If it had a unified keyframing system for all effects and settings, it would soar.
Sadly, kdenlive rendering and other things are screwed up in ubuntu 12.04 (still in beta). I think there are some major bugs in MLT or ffmpeg in the 12.04 repos, because other applications are being weird too.
Sadly I'm not the right person to know if it's the program, packaging, or other distro stuff. I use medibuntu libav packages, but the problems happen anyway. Hopefully when the sunab PPA is up for Ubuntu 12.04 it will be fixed.
People shouldn't really have to use a PPA though, but that's the state of Ubuntu packaging/distribution. It's stubborn, and it thinks it can do a better job maintaining and caring for the software experience than the program's developers, which doesn't work too well.
Nice edits! I approve mostly! I was half awake when typing that comment.
Ubuntu 12.04 is definitely still in beta, but I doubt the issue will be resolved before release knowing Ubuntu.
The only thing I'd make clear is my comment towards packaging and distribution extends beyond Ubuntu. I'm talking about the default packaging and distribution method for most distros. Some cool projects are out there like "appimages", but those projects are narrow-minded (don't care about 64-bit, don't want to include kde programs)but more importantly need help from desktops/file managers for integration. I think KDE could pioneer the application bundle integration system because nepomuk is so amazing. Nepomuk could see those files as an application class, and search and launch them as such. But this is overall getting wayyy off topic I apologize.
KDEnlive is an excellent tool for video editing.

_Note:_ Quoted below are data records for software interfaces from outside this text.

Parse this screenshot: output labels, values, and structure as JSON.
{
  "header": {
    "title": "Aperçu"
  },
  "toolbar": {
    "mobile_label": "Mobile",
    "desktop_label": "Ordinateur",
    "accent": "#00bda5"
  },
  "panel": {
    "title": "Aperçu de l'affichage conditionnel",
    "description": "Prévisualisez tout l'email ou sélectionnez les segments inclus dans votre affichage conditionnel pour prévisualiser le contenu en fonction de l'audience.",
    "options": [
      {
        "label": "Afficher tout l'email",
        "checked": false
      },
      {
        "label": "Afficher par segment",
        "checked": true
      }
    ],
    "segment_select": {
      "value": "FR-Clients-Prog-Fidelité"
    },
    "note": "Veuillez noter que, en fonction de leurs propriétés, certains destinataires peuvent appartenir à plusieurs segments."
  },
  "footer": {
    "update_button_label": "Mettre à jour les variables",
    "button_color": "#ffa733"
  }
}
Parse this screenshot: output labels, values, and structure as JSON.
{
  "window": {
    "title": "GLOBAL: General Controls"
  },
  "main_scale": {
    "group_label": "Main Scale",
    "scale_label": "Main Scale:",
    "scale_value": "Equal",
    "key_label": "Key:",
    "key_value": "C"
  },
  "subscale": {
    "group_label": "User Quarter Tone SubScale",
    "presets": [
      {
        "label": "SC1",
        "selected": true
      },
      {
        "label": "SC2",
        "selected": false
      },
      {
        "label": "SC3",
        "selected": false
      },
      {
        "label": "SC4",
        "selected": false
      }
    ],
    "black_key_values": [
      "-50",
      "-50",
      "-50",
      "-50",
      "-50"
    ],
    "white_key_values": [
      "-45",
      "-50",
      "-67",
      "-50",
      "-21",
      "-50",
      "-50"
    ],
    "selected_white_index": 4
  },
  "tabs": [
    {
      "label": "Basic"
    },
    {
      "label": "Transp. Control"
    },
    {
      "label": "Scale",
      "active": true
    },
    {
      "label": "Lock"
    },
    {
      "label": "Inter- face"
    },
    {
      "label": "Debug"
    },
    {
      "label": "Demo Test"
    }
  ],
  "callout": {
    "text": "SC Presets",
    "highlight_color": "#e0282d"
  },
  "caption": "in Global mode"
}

I donated to this project's fundraising page earlier this year because I use KDEnlive and wanted to show my appreciation. I am glad I did.